Collection entries:
___

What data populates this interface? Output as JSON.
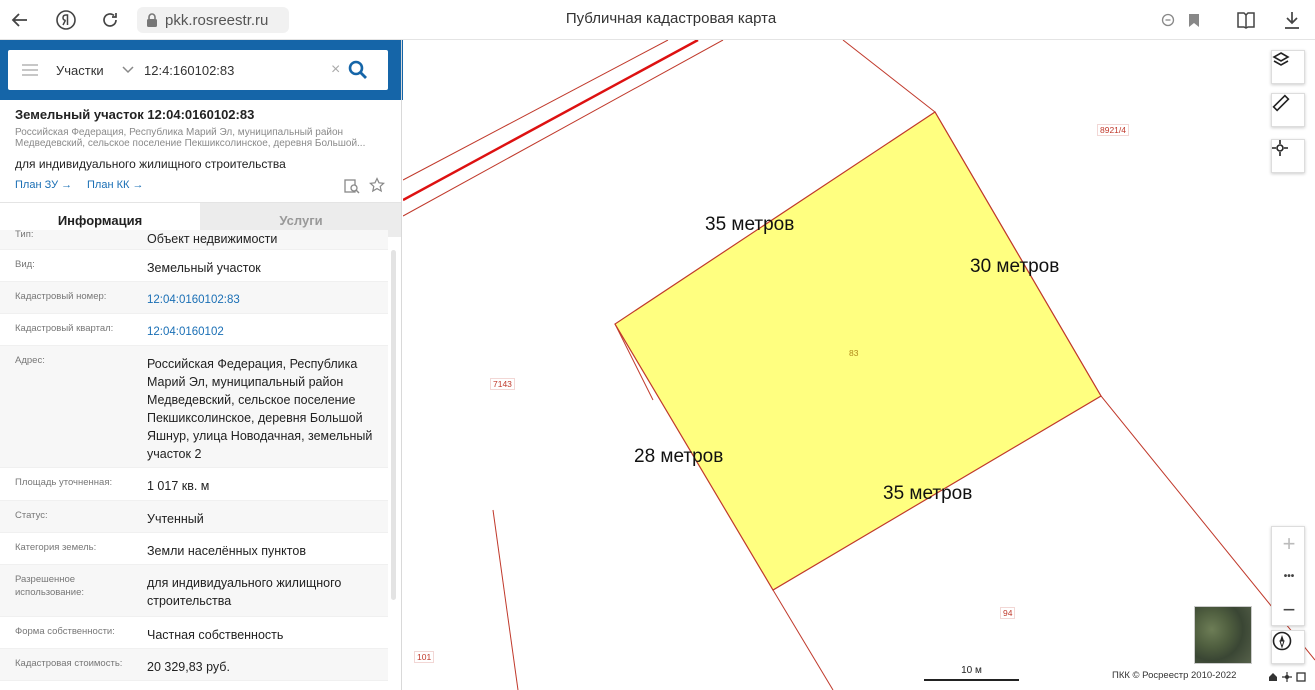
{
  "browser": {
    "url": "pkk.rosreestr.ru",
    "page_title": "Публичная кадастровая карта",
    "icons": [
      "back-icon",
      "yandex-icon",
      "reload-icon",
      "lock-icon",
      "zoom-icon",
      "bookmark-icon",
      "reader-icon",
      "download-icon"
    ]
  },
  "search": {
    "type": "Участки",
    "query": "12:4:160102:83",
    "clear": "×"
  },
  "card": {
    "title": "Земельный участок 12:04:0160102:83",
    "address_short": "Российская Федерация, Республика Марий Эл, муниципальный район Медведевский, сельское поселение Пекшиксолинское, деревня Большой...",
    "purpose": "для индивидуального жилищного строительства",
    "link_plan_zu": "План ЗУ →",
    "link_plan_kk": "План КК →"
  },
  "tabs": {
    "info": "Информация",
    "services": "Услуги"
  },
  "info_rows": [
    {
      "key": "Тип:",
      "value": "Объект недвижимости"
    },
    {
      "key": "Вид:",
      "value": "Земельный участок"
    },
    {
      "key": "Кадастровый номер:",
      "value": "12:04:0160102:83"
    },
    {
      "key": "Кадастровый квартал:",
      "value": "12:04:0160102"
    },
    {
      "key": "Адрес:",
      "value": "Российская Федерация, Республика Марий Эл, муниципальный район Медведевский, сельское поселение Пекшиксолинское, деревня Большой Яшнур, улица Новодачная, земельный участок 2"
    },
    {
      "key": "Площадь уточненная:",
      "value": "1 017 кв. м"
    },
    {
      "key": "Статус:",
      "value": "Учтенный"
    },
    {
      "key": "Категория земель:",
      "value": "Земли населённых пунктов"
    },
    {
      "key": "Разрешенное использование:",
      "value": "для индивидуального жилищного строительства"
    },
    {
      "key": "Форма собственности:",
      "value": "Частная собственность"
    },
    {
      "key": "Кадастровая стоимость:",
      "value": "20 329,83 руб."
    }
  ],
  "map": {
    "parcel_labels": {
      "p8921": "8921/4",
      "p7143": "7143",
      "p83": "83",
      "p94": "94",
      "p101": "101"
    },
    "measurements": {
      "top": "35 метров",
      "right": "30 метров",
      "left": "28 метров",
      "bottom": "35 метров"
    },
    "scale": "10 м",
    "copyright": "ПКК © Росреестр 2010-2022",
    "zoom_in": "+",
    "zoom_more": "•••",
    "zoom_out": "−",
    "colors": {
      "parcel_fill": "#ffff80",
      "boundary": "#c0392b",
      "accent": "#1565a8"
    }
  }
}
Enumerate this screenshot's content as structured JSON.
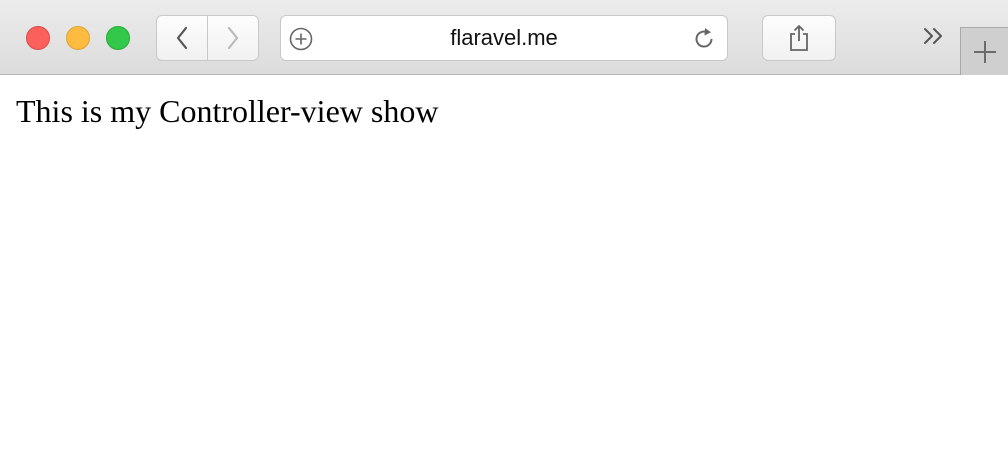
{
  "window": {
    "controls": [
      "close",
      "minimize",
      "zoom"
    ]
  },
  "toolbar": {
    "back_icon": "chevron-left-icon",
    "forward_icon": "chevron-right-icon",
    "address": {
      "url": "flaravel.me",
      "left_icon": "add-circle-icon",
      "right_icon": "reload-icon"
    },
    "share_icon": "share-icon",
    "more_icon": "double-chevron-right-icon",
    "new_tab_icon": "plus-icon"
  },
  "page": {
    "body_text": "This is my Controller-view show"
  },
  "colors": {
    "close": "#fc605c",
    "minimize": "#fdbc40",
    "zoom": "#34c84a"
  }
}
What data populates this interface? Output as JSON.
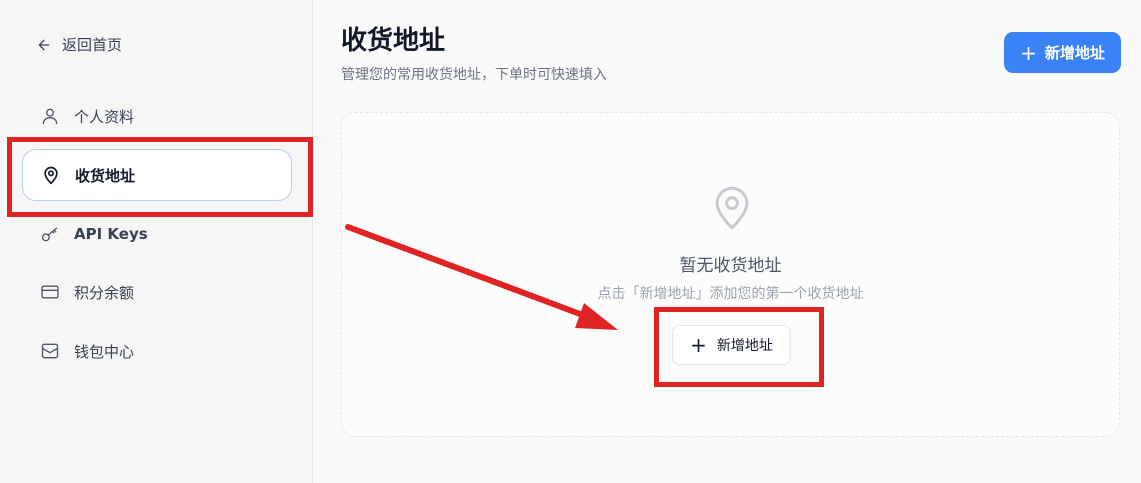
{
  "sidebar": {
    "back_label": "返回首页",
    "items": [
      {
        "label": "个人资料",
        "icon": "user-icon"
      },
      {
        "label": "收货地址",
        "icon": "map-pin-icon",
        "active": true
      },
      {
        "label": "API Keys",
        "icon": "key-icon"
      },
      {
        "label": "积分余额",
        "icon": "credit-card-icon"
      },
      {
        "label": "钱包中心",
        "icon": "wallet-icon"
      }
    ]
  },
  "header": {
    "title": "收货地址",
    "subtitle": "管理您的常用收货地址，下单时可快速填入",
    "add_button_label": "新增地址"
  },
  "empty_state": {
    "icon": "map-pin-icon",
    "title": "暂无收货地址",
    "hint": "点击「新增地址」添加您的第一个收货地址",
    "button_label": "新增地址"
  },
  "colors": {
    "primary": "#3b82f6",
    "annotation": "#e02424",
    "active_border": "#b9cdf0"
  }
}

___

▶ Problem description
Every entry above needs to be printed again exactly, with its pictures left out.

▶ Response below
What data populates this interface? Output as JSON.
{
  "browser": {
    "url": "pkk.rosreestr.ru",
    "page_title": "Публичная кадастровая карта",
    "icons": [
      "back-icon",
      "yandex-icon",
      "reload-icon",
      "lock-icon",
      "zoom-icon",
      "bookmark-icon",
      "reader-icon",
      "download-icon"
    ]
  },
  "search": {
    "type": "Участки",
    "query": "12:4:160102:83",
    "clear": "×"
  },
  "card": {
    "title": "Земельный участок 12:04:0160102:83",
    "address_short": "Российская Федерация, Республика Марий Эл, муниципальный район Медведевский, сельское поселение Пекшиксолинское, деревня Большой...",
    "purpose": "для индивидуального жилищного строительства",
    "link_plan_zu": "План ЗУ →",
    "link_plan_kk": "План КК →"
  },
  "tabs": {
    "info": "Информация",
    "services": "Услуги"
  },
  "info_rows": [
    {
      "key": "Тип:",
      "value": "Объект недвижимости"
    },
    {
      "key": "Вид:",
      "value": "Земельный участок"
    },
    {
      "key": "Кадастровый номер:",
      "value": "12:04:0160102:83"
    },
    {
      "key": "Кадастровый квартал:",
      "value": "12:04:0160102"
    },
    {
      "key": "Адрес:",
      "value": "Российская Федерация, Республика Марий Эл, муниципальный район Медведевский, сельское поселение Пекшиксолинское, деревня Большой Яшнур, улица Новодачная, земельный участок 2"
    },
    {
      "key": "Площадь уточненная:",
      "value": "1 017 кв. м"
    },
    {
      "key": "Статус:",
      "value": "Учтенный"
    },
    {
      "key": "Категория земель:",
      "value": "Земли населённых пунктов"
    },
    {
      "key": "Разрешенное использование:",
      "value": "для индивидуального жилищного строительства"
    },
    {
      "key": "Форма собственности:",
      "value": "Частная собственность"
    },
    {
      "key": "Кадастровая стоимость:",
      "value": "20 329,83 руб."
    }
  ],
  "map": {
    "parcel_labels": {
      "p8921": "8921/4",
      "p7143": "7143",
      "p83": "83",
      "p94": "94",
      "p101": "101"
    },
    "measurements": {
      "top": "35 метров",
      "right": "30 метров",
      "left": "28 метров",
      "bottom": "35 метров"
    },
    "scale": "10 м",
    "copyright": "ПКК © Росреестр 2010-2022",
    "zoom_in": "+",
    "zoom_more": "•••",
    "zoom_out": "−",
    "colors": {
      "parcel_fill": "#ffff80",
      "boundary": "#c0392b",
      "accent": "#1565a8"
    }
  }
}
Enumerate this screenshot's content as structured JSON.
{
  "window": {
    "controls": [
      "close",
      "minimize",
      "zoom"
    ]
  },
  "toolbar": {
    "back_icon": "chevron-left-icon",
    "forward_icon": "chevron-right-icon",
    "address": {
      "url": "flaravel.me",
      "left_icon": "add-circle-icon",
      "right_icon": "reload-icon"
    },
    "share_icon": "share-icon",
    "more_icon": "double-chevron-right-icon",
    "new_tab_icon": "plus-icon"
  },
  "page": {
    "body_text": "This is my Controller-view show"
  },
  "colors": {
    "close": "#fc605c",
    "minimize": "#fdbc40",
    "zoom": "#34c84a"
  }
}
What data populates this interface? Output as JSON.
{
  "sidebar": {
    "back_label": "返回首页",
    "items": [
      {
        "label": "个人资料",
        "icon": "user-icon"
      },
      {
        "label": "收货地址",
        "icon": "map-pin-icon",
        "active": true
      },
      {
        "label": "API Keys",
        "icon": "key-icon"
      },
      {
        "label": "积分余额",
        "icon": "credit-card-icon"
      },
      {
        "label": "钱包中心",
        "icon": "wallet-icon"
      }
    ]
  },
  "header": {
    "title": "收货地址",
    "subtitle": "管理您的常用收货地址，下单时可快速填入",
    "add_button_label": "新增地址"
  },
  "empty_state": {
    "icon": "map-pin-icon",
    "title": "暂无收货地址",
    "hint": "点击「新增地址」添加您的第一个收货地址",
    "button_label": "新增地址"
  },
  "colors": {
    "primary": "#3b82f6",
    "annotation": "#e02424",
    "active_border": "#b9cdf0"
  }
}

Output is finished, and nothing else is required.